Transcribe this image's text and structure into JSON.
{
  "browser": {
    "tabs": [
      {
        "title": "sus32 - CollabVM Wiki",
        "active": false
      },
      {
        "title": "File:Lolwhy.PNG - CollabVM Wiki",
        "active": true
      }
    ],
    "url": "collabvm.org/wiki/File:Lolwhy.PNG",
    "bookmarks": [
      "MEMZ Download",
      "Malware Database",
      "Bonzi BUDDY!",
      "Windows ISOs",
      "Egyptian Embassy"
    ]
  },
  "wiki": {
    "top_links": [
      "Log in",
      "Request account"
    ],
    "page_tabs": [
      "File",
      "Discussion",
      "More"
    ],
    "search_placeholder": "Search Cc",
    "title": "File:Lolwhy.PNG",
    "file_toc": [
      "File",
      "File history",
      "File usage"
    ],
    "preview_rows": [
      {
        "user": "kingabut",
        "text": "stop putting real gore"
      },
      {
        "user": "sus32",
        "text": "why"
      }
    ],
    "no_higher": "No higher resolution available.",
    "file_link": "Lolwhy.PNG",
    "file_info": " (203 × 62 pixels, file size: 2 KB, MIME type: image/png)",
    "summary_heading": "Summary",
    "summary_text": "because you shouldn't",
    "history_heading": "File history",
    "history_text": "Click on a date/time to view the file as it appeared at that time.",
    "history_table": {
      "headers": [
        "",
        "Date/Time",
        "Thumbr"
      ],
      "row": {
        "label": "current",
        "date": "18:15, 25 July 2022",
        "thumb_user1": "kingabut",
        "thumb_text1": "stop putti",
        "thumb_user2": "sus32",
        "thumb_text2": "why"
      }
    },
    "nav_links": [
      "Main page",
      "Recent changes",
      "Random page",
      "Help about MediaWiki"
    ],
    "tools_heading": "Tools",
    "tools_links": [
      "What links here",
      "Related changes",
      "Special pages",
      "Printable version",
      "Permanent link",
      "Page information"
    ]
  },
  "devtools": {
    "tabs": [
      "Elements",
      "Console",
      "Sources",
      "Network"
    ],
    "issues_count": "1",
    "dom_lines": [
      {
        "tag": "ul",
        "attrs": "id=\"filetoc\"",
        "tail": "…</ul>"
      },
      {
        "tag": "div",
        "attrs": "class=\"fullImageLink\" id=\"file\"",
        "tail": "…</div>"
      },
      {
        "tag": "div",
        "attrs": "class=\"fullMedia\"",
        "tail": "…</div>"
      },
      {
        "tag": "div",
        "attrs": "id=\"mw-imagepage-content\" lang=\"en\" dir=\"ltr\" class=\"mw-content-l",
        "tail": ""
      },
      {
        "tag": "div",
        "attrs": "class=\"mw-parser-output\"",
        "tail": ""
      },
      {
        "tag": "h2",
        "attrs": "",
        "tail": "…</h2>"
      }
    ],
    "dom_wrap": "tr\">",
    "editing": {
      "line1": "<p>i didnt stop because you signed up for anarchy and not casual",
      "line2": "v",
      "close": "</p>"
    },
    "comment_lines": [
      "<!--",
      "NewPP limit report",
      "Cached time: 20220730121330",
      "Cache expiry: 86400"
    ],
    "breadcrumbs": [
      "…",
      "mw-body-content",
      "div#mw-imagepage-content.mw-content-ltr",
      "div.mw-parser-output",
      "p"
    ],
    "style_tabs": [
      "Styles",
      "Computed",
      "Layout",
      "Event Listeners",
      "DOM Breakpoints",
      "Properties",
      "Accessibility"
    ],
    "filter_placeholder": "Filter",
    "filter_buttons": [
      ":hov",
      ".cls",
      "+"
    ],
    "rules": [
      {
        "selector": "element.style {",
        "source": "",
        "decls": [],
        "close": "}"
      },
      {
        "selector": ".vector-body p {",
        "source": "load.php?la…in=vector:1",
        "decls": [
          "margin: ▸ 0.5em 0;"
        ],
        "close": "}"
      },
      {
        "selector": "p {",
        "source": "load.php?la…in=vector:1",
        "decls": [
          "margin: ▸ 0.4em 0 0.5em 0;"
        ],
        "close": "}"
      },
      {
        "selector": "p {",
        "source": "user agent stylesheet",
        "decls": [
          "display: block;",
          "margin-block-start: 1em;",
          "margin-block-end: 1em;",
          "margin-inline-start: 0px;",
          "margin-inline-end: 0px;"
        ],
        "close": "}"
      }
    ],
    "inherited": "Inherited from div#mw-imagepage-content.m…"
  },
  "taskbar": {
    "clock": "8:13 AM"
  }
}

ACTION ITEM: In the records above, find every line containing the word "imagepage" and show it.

EXERCISE ANSWER:
        "attrs": "id=\"mw-imagepage-content\" lang=\"en\" dir=\"ltr\" class=\"mw-content-l",
      "div#mw-imagepage-content.mw-content-ltr",
    "inherited": "Inherited from div#mw-imagepage-content.m…"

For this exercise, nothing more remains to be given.